If no change of thought takes place in System 2, System 1 will continue running unchanged, by default. Making these changes in one’s thinking in the light of Self-knowledge is what renders binding vasanas non-binding. It bears repeating here that the application of Self-knowledge is hard work, which requires the constant repetition of thoughts of the limitlessness of one’s true nature, which is beyond both systems. Only Self-knowledge is capable of permanently removing ignorance of our true nature. What is clearly not known to Daniel Kahneman and not addressed in his brilliant research is: Who is the knower of System 1 and System 2? Of course this is consciousness, our true nature.

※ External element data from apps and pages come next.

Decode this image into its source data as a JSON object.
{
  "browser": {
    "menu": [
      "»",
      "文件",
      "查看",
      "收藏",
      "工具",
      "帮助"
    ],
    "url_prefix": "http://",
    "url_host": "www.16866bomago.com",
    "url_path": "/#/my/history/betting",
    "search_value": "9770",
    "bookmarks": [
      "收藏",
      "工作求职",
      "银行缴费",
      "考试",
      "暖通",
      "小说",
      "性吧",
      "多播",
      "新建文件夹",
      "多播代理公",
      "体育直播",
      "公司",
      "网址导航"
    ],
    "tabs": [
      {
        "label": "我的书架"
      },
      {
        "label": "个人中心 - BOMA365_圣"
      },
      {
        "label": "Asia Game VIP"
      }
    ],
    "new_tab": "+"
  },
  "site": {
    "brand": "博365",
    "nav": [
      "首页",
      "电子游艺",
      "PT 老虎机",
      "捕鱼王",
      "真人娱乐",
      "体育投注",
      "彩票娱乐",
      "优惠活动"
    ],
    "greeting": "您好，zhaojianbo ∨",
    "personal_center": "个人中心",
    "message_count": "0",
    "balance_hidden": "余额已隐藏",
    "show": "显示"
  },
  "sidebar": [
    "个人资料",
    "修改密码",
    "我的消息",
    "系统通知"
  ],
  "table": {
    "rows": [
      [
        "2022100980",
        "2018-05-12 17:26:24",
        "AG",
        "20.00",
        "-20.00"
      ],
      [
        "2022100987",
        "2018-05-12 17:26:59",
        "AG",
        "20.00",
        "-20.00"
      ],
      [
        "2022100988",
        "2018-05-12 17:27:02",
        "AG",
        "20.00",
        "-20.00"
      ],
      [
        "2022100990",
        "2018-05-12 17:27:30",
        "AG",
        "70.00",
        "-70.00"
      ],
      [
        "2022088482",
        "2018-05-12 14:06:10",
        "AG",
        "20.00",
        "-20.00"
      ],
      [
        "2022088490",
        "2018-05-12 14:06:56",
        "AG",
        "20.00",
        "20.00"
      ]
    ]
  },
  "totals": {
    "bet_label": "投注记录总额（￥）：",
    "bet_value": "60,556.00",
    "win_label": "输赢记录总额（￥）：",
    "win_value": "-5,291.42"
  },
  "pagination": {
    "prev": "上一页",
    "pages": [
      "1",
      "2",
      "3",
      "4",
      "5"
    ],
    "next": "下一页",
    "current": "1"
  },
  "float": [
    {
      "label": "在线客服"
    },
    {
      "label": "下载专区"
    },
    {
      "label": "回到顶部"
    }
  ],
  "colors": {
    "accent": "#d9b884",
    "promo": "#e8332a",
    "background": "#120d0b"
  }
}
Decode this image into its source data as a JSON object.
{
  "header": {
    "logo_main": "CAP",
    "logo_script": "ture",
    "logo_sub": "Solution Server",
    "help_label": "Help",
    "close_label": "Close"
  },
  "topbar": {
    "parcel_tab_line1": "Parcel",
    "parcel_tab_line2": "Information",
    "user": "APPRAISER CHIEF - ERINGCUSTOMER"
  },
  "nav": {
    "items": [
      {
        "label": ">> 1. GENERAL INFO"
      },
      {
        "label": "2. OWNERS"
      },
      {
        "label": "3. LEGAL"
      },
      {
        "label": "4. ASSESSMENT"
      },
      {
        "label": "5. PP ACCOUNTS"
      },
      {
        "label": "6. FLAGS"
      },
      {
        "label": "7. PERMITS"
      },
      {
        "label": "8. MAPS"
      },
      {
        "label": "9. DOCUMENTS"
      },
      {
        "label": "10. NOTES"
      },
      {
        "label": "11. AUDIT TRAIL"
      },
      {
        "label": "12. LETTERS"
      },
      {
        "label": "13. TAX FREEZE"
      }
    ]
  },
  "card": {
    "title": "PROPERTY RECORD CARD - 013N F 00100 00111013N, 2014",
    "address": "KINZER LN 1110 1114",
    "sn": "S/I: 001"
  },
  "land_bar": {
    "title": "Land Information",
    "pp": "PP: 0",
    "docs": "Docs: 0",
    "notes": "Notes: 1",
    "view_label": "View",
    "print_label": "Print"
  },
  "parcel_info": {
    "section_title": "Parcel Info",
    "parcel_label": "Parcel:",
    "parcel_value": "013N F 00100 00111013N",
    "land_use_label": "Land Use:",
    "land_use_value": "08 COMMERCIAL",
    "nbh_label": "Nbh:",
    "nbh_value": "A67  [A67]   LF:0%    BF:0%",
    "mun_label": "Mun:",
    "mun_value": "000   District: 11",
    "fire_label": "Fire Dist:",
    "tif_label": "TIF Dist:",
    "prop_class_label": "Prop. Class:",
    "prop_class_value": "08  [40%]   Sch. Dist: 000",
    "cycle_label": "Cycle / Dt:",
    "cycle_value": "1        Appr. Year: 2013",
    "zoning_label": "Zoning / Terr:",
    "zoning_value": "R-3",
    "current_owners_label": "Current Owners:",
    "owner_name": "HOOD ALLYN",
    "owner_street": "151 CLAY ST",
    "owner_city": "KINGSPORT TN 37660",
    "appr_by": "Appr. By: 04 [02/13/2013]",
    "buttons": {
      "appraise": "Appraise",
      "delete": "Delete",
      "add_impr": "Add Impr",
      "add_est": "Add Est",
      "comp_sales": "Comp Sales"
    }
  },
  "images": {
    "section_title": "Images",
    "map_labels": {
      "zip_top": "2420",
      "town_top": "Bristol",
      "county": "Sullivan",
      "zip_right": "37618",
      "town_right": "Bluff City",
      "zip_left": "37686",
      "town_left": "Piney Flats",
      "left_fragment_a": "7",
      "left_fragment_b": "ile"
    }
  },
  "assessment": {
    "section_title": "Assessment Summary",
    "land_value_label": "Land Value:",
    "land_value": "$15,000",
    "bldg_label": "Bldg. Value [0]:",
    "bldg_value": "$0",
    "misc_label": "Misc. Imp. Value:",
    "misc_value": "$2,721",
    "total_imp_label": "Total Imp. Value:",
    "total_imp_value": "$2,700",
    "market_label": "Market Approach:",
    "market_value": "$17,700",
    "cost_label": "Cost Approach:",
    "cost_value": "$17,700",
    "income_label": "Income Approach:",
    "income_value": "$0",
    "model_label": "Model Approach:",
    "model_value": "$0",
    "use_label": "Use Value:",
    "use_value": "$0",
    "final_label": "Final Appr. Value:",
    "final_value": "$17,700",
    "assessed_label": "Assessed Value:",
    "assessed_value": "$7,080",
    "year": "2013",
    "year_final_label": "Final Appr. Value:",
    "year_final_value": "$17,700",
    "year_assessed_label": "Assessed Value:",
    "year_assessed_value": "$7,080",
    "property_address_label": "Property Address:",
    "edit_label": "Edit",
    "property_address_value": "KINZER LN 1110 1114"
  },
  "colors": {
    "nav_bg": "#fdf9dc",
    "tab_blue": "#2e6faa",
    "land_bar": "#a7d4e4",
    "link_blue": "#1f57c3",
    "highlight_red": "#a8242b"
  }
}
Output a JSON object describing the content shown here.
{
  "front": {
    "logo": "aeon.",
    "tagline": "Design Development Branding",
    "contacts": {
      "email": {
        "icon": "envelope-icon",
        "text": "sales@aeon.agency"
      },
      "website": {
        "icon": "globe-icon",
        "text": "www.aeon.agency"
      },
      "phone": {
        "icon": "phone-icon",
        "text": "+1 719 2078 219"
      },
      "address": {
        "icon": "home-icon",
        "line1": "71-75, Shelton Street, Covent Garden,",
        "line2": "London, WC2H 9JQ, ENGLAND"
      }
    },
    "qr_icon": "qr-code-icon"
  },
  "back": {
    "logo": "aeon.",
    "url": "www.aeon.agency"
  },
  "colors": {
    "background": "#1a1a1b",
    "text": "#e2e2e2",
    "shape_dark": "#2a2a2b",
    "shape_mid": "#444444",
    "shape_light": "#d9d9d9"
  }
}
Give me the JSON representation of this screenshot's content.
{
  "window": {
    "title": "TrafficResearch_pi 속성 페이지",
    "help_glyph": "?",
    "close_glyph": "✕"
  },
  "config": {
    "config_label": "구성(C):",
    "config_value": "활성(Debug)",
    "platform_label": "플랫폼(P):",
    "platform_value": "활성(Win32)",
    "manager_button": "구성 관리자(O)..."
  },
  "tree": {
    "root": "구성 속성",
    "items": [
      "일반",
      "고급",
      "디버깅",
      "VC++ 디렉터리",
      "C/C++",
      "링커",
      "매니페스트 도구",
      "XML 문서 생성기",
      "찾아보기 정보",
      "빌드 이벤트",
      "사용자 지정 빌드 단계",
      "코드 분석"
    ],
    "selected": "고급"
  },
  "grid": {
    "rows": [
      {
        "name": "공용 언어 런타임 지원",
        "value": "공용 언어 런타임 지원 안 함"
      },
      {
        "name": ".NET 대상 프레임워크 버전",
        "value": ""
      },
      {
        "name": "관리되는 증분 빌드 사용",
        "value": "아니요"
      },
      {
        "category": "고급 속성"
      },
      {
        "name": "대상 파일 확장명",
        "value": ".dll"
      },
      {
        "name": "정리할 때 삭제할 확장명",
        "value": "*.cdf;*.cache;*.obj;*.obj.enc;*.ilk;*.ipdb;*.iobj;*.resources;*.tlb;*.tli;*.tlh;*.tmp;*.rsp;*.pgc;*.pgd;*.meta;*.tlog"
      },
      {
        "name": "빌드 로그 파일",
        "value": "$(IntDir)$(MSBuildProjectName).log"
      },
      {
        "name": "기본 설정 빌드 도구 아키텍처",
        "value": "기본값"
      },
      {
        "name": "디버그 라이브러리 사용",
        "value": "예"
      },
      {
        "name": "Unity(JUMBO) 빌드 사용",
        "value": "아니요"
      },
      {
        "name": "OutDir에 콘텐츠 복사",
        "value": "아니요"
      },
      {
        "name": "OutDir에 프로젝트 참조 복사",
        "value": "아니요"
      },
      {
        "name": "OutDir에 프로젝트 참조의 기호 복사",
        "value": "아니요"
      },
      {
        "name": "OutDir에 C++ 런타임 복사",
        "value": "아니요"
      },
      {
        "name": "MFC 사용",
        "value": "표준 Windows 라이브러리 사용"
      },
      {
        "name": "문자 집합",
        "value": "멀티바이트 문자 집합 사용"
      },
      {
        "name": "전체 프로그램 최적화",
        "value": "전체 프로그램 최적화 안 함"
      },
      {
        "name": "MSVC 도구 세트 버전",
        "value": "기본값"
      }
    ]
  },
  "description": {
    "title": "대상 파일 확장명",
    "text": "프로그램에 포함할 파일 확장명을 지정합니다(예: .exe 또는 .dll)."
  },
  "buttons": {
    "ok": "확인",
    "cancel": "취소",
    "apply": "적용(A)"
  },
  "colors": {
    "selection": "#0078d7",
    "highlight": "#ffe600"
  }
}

So to sublimate the emotional component of our desires requires that we consecrate them through karma yoga to a higher ideal, a greater passion, devotion to the Self. Our inability to control our passions and emotionality is enslavement, because a person who is subject to them no longer holds his own ground, and against his will will act to get what he wants regardless of consequences instead of correcting his thinking and offering the emotion to Isvara. In other words, all discrimination is lost when we are slaves to our likes and dislikes.
~ Much love, Sundari